▸ WHAT YOU ARE ASKED TO DO
Reproduce the closing run of lines below verbatim, from the line that contains "Enumerate this screenshot's" up to and including the final line.

▸ THE DATA
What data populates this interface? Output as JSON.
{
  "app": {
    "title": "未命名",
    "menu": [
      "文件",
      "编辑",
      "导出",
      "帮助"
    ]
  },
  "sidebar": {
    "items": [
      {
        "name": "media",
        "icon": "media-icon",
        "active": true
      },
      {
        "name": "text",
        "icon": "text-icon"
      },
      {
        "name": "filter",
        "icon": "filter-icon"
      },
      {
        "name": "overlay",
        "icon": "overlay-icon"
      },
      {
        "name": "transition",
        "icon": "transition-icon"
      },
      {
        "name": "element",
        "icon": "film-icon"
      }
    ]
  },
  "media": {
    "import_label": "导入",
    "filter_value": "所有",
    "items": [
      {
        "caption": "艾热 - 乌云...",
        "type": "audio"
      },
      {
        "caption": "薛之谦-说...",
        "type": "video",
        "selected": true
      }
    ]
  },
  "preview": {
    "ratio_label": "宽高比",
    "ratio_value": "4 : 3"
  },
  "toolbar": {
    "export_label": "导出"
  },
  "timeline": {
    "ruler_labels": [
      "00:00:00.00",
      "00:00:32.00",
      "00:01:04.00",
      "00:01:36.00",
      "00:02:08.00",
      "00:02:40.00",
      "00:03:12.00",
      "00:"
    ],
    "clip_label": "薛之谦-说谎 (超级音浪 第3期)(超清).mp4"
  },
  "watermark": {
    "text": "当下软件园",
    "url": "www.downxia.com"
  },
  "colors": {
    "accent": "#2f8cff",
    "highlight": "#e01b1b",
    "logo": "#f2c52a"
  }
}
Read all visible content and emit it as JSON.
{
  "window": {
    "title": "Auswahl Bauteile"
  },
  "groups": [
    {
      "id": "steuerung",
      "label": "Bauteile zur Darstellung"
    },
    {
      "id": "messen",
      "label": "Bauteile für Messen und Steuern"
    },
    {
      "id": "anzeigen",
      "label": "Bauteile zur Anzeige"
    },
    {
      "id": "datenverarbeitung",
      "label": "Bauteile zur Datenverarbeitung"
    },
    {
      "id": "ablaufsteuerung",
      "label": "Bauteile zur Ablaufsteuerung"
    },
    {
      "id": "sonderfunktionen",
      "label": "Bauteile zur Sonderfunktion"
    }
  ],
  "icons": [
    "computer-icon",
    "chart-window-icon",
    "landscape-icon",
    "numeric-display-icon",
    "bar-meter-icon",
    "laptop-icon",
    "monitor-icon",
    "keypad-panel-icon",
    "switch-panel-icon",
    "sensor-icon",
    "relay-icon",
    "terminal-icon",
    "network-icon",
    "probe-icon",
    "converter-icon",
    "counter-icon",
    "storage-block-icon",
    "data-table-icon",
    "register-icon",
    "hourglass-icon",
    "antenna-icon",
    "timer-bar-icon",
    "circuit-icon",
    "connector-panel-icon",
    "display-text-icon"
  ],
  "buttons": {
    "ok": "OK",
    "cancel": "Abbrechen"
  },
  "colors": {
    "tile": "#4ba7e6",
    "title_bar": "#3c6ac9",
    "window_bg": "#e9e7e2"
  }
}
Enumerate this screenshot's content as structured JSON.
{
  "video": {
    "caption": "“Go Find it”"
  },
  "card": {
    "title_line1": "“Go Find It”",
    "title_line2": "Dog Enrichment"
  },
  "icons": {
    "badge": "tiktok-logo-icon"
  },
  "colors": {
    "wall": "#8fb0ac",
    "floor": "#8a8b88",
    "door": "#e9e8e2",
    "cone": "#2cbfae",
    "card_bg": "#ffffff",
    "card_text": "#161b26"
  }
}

▸ RESULT OF THE TASK
Enumerate this screenshot's content as structured JSON.
{
  "video": {
    "caption": "“Go Find it”"
  },
  "card": {
    "title_line1": "“Go Find It”",
    "title_line2": "Dog Enrichment"
  },
  "icons": {
    "badge": "tiktok-logo-icon"
  },
  "colors": {
    "wall": "#8fb0ac",
    "floor": "#8a8b88",
    "door": "#e9e8e2",
    "cone": "#2cbfae",
    "card_bg": "#ffffff",
    "card_text": "#161b26"
  }
}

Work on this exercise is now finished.